May 1, 2011
May 1, 2011
Maybe more’s not merrier but messier,
since you can be your own
object and taste of desire, both surrender
and control in one wet exchange,
intimacy’s frontbend: the torso strong-
armed against wall or swivel-chair
until the sex dips into the same body’s
mouth. It’s like watering
and being watered at the same time.
Fall seven times,
and you’ll stand up full. Slippery logic:
the snake who ate its tail.
Maybe it’s the true preservationism,
cutting out the middleman—
him or her—making it local and organic,
pleasure’s Trader Joe’s.
But sustainability’s never sexy,
canvas clad in its carbon-cock-blocking.
If you can’t save the penguins please yourself,
Objectivism’s golden rule.
To be volition and validation, lover and lovee,
a recipient handing himself money.
But a party of one’s no fun—
even auto-eroticism’s depressing.
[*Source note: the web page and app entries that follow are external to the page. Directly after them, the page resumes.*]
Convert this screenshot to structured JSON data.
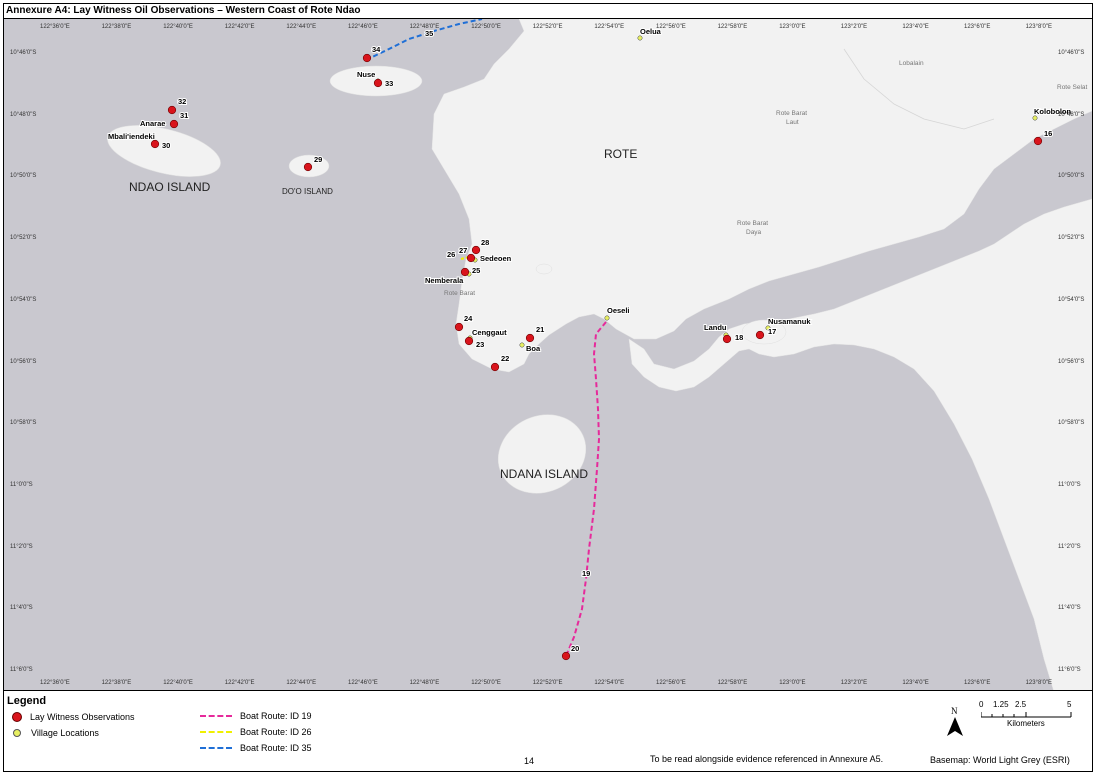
{
  "title": "Annexure A4: Lay Witness Oil Observations – Western Coast of Rote Ndao",
  "longitude_ticks": [
    "122°36'0\"E",
    "122°38'0\"E",
    "122°40'0\"E",
    "122°42'0\"E",
    "122°44'0\"E",
    "122°46'0\"E",
    "122°48'0\"E",
    "122°50'0\"E",
    "122°52'0\"E",
    "122°54'0\"E",
    "122°56'0\"E",
    "122°58'0\"E",
    "123°0'0\"E",
    "123°2'0\"E",
    "123°4'0\"E",
    "123°6'0\"E",
    "123°8'0\"E"
  ],
  "latitude_ticks": [
    "10°46'0\"S",
    "10°48'0\"S",
    "10°50'0\"S",
    "10°52'0\"S",
    "10°54'0\"S",
    "10°56'0\"S",
    "10°58'0\"S",
    "11°0'0\"S",
    "11°2'0\"S",
    "11°4'0\"S",
    "11°6'0\"S"
  ],
  "place_names": {
    "rote": "ROTE",
    "ndao": "NDAO ISLAND",
    "doo": "DO'O ISLAND",
    "ndana": "NDANA ISLAND",
    "lobalain": "Lobalain",
    "rote_selatan": "Rote Selat",
    "rote_barat_laut_1": "Rote Barat",
    "rote_barat_laut_2": "Laut",
    "rote_barat_daya_1": "Rote Barat",
    "rote_barat_daya_2": "Daya",
    "rote_barat": "Rote Barat"
  },
  "observations": [
    {
      "id": "16"
    },
    {
      "id": "17"
    },
    {
      "id": "18"
    },
    {
      "id": "19"
    },
    {
      "id": "20"
    },
    {
      "id": "21"
    },
    {
      "id": "22"
    },
    {
      "id": "23"
    },
    {
      "id": "24"
    },
    {
      "id": "25"
    },
    {
      "id": "26"
    },
    {
      "id": "27"
    },
    {
      "id": "28"
    },
    {
      "id": "29"
    },
    {
      "id": "30"
    },
    {
      "id": "31"
    },
    {
      "id": "32"
    },
    {
      "id": "33"
    },
    {
      "id": "34"
    },
    {
      "id": "35"
    }
  ],
  "villages": [
    "Oelua",
    "Kolobolon",
    "Nusamanuk",
    "Landu",
    "Oeseli",
    "Boa",
    "Cenggaut",
    "Sedeoen",
    "Nemberala",
    "Mbali'iendeki",
    "Anarae",
    "Nuse"
  ],
  "legend": {
    "title": "Legend",
    "observations": "Lay Witness Observations",
    "villages": "Village Locations",
    "route19": "Boat Route: ID 19",
    "route26": "Boat Route: ID 26",
    "route35": "Boat Route: ID 35"
  },
  "colors": {
    "water": "#c9c8cf",
    "land": "#f2f2f2",
    "observation": "#d9141c",
    "village": "#e7ef61",
    "route19": "#e62a9b",
    "route26": "#f0f000",
    "route35": "#1f6fd6"
  },
  "scale": {
    "ticks": [
      "0",
      "1.25",
      "2.5",
      "5"
    ],
    "unit": "Kilometers"
  },
  "north_label": "N",
  "page_number": "14",
  "note": "To be read alongside evidence referenced in Annexure A5.",
  "basemap": "Basemap: World Light Grey (ESRI)"
}
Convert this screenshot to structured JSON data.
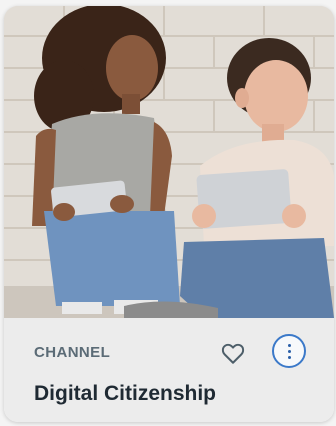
{
  "card": {
    "kind_label": "CHANNEL",
    "title": "Digital Citizenship",
    "thumbnail_icon": "photo-two-kids-with-tablets",
    "favorite_icon": "heart-outline-icon",
    "more_icon": "vertical-ellipsis-icon",
    "accent_color": "#3b79c9"
  }
}
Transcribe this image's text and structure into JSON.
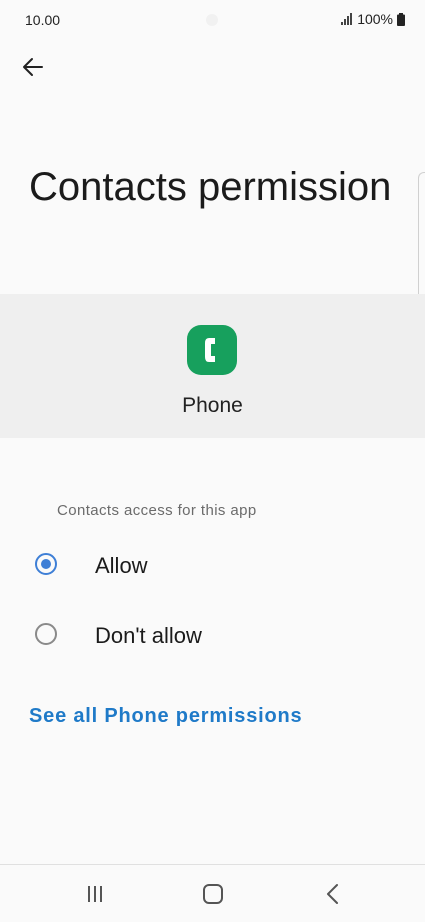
{
  "status_bar": {
    "time": "10.00",
    "battery": "100%"
  },
  "page": {
    "title": "Contacts permission"
  },
  "app": {
    "name": "Phone",
    "icon": "phone-app-icon",
    "icon_color": "#17a05d"
  },
  "permission": {
    "section_label": "Contacts access for this app",
    "options": [
      {
        "label": "Allow",
        "selected": true
      },
      {
        "label": "Don't allow",
        "selected": false
      }
    ]
  },
  "link": {
    "see_all": "See all Phone permissions"
  },
  "colors": {
    "accent": "#3e7fd6",
    "link": "#1f7ac8",
    "header_bg": "#efefef"
  },
  "nav": {
    "icons": [
      "recents-icon",
      "home-icon",
      "back-icon"
    ]
  }
}
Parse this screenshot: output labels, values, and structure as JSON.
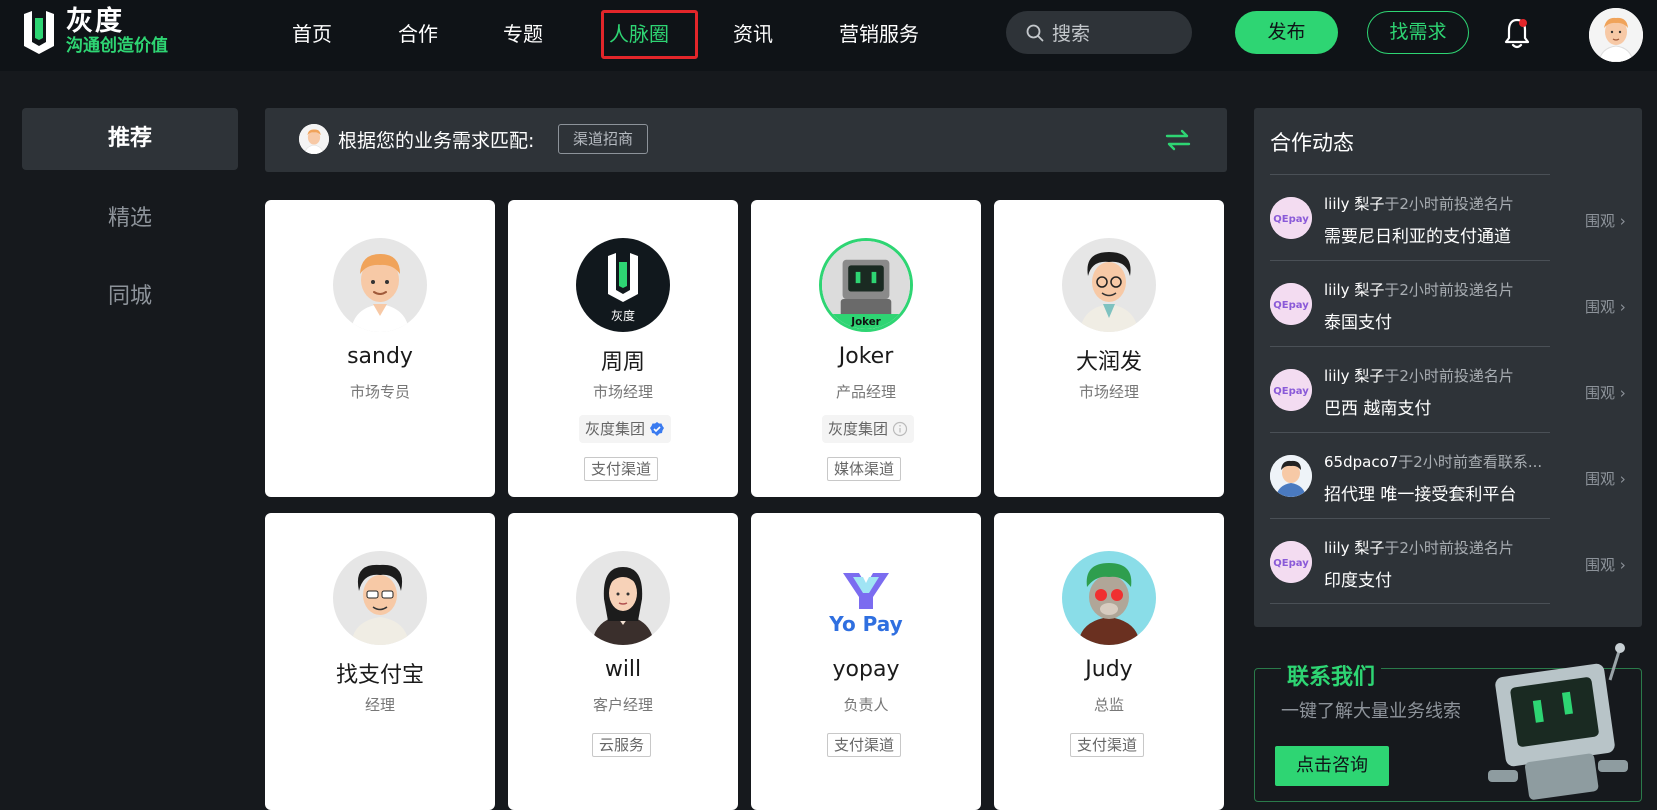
{
  "brand": {
    "name": "灰度",
    "slogan": "沟通创造价值"
  },
  "nav": [
    {
      "label": "首页"
    },
    {
      "label": "合作"
    },
    {
      "label": "专题"
    },
    {
      "label": "人脉圈"
    },
    {
      "label": "资讯"
    },
    {
      "label": "营销服务"
    }
  ],
  "search": {
    "placeholder": "搜索"
  },
  "header": {
    "publish_label": "发布",
    "demand_label": "找需求"
  },
  "sidebar": {
    "items": [
      {
        "label": "推荐"
      },
      {
        "label": "精选"
      },
      {
        "label": "同城"
      }
    ]
  },
  "match": {
    "text": "根据您的业务需求匹配:",
    "tag": "渠道招商"
  },
  "cards": [
    {
      "name": "sandy",
      "role": "市场专员"
    },
    {
      "name": "周周",
      "role": "市场经理",
      "company": "灰度集团",
      "tag": "支付渠道"
    },
    {
      "name": "Joker",
      "role": "产品经理",
      "company": "灰度集团",
      "tag": "媒体渠道"
    },
    {
      "name": "大润发",
      "role": "市场经理"
    },
    {
      "name": "找支付宝",
      "role": "经理"
    },
    {
      "name": "will",
      "role": "客户经理",
      "tag": "云服务"
    },
    {
      "name": "yopay",
      "role": "负责人",
      "tag": "支付渠道"
    },
    {
      "name": "Judy",
      "role": "总监",
      "tag": "支付渠道"
    }
  ],
  "avatar_text": {
    "huidu": "灰度",
    "joker": "Joker",
    "yopay": "Yo Pay",
    "qepay": "QEpay"
  },
  "feed": {
    "title": "合作动态",
    "items": [
      {
        "user": "liily 梨子",
        "action": "于2小时前投递名片",
        "title": "需要尼日利亚的支付通道",
        "watch": "围观"
      },
      {
        "user": "liily 梨子",
        "action": "于2小时前投递名片",
        "title": "泰国支付",
        "watch": "围观"
      },
      {
        "user": "liily 梨子",
        "action": "于2小时前投递名片",
        "title": "巴西 越南支付",
        "watch": "围观"
      },
      {
        "user": "65dpaco7",
        "action": "于2小时前查看联系...",
        "title": "招代理 唯一接受套利平台",
        "watch": "围观"
      },
      {
        "user": "liily 梨子",
        "action": "于2小时前投递名片",
        "title": "印度支付",
        "watch": "围观"
      }
    ]
  },
  "contact": {
    "title": "联系我们",
    "subtitle": "一键了解大量业务线索",
    "button": "点击咨询"
  },
  "colors": {
    "accent": "#2ed573",
    "background": "#16191d",
    "panel": "#2e3338",
    "highlight": "#e3262a"
  }
}
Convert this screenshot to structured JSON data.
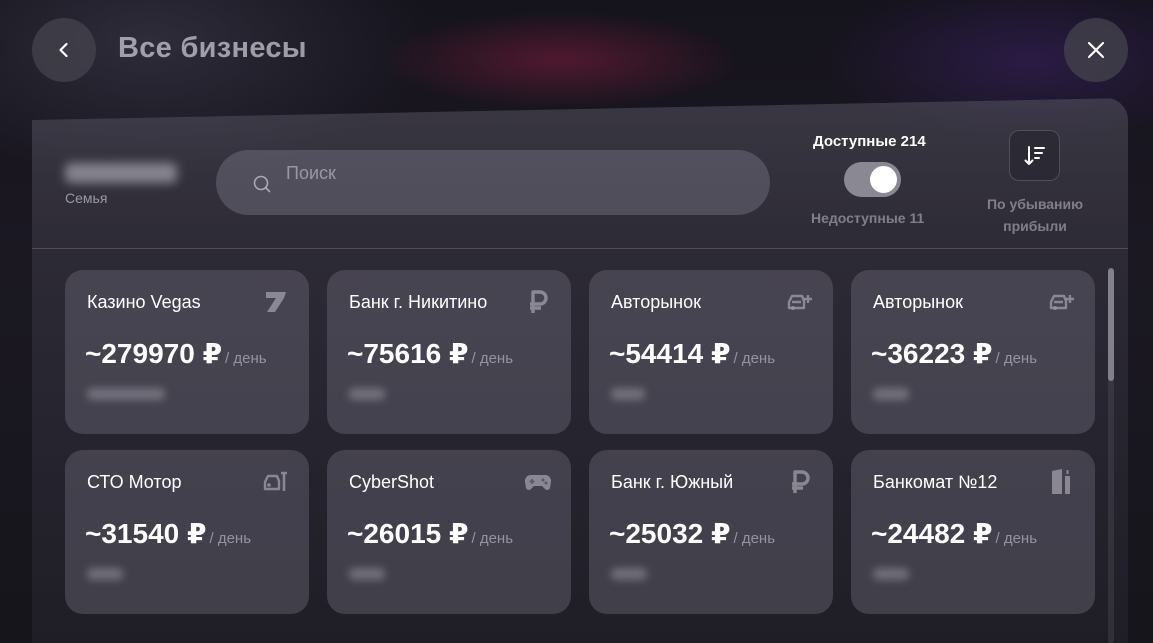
{
  "header": {
    "title": "Все бизнесы",
    "back_icon": "chevron-left-icon",
    "close_icon": "close-icon"
  },
  "filter_bar": {
    "family_label": "Семья",
    "search_placeholder": "Поиск",
    "available_label": "Доступные 214",
    "toggle_on": true,
    "unavailable_label": "Недоступные 11",
    "sort_label": "По убыванию прибыли"
  },
  "businesses": [
    {
      "name": "Казино Vegas",
      "amount": "~279970 ₽",
      "per": "/ день",
      "icon": "casino-seven-icon"
    },
    {
      "name": "Банк г. Никитино",
      "amount": "~75616 ₽",
      "per": "/ день",
      "icon": "ruble-icon"
    },
    {
      "name": "Авторынок",
      "amount": "~54414 ₽",
      "per": "/ день",
      "icon": "car-plus-icon"
    },
    {
      "name": "Авторынок",
      "amount": "~36223 ₽",
      "per": "/ день",
      "icon": "car-plus-icon"
    },
    {
      "name": "СТО Мотор",
      "amount": "~31540 ₽",
      "per": "/ день",
      "icon": "car-wrench-icon"
    },
    {
      "name": "CyberShot",
      "amount": "~26015 ₽",
      "per": "/ день",
      "icon": "gamepad-icon"
    },
    {
      "name": "Банк г. Южный",
      "amount": "~25032 ₽",
      "per": "/ день",
      "icon": "ruble-icon"
    },
    {
      "name": "Банкомат №12",
      "amount": "~24482 ₽",
      "per": "/ день",
      "icon": "atm-icon"
    }
  ],
  "colors": {
    "background": "#17151d",
    "card": "#5c5a68",
    "toggle": "#8a8892"
  }
}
Like a return to the wellspring of childhood,
where we confronted it face-first,
our awful Cub Scout truth:
that we enter the valley unchartered and alone,
and we must leave it this way too.
This poem was one of the winners of the 2011 “Discovery” Poetry Contest.
While we have you...
...we need your help. You might have noticed the absence of paywalls at Boston Review. We are committed to staying free for all our readers. Now we are going one step further to become completely ad-free. This means you will always be able to read us without roadblocks or barriers to entry. It also means that we count on you, our readers, for support. If you like what you read here, help us keep it free for everyone by making a donation. No amount is too small. You will be helping us cultivate a public sphere that honors pluralism of thought for a diverse and discerning public.
May 01, 2011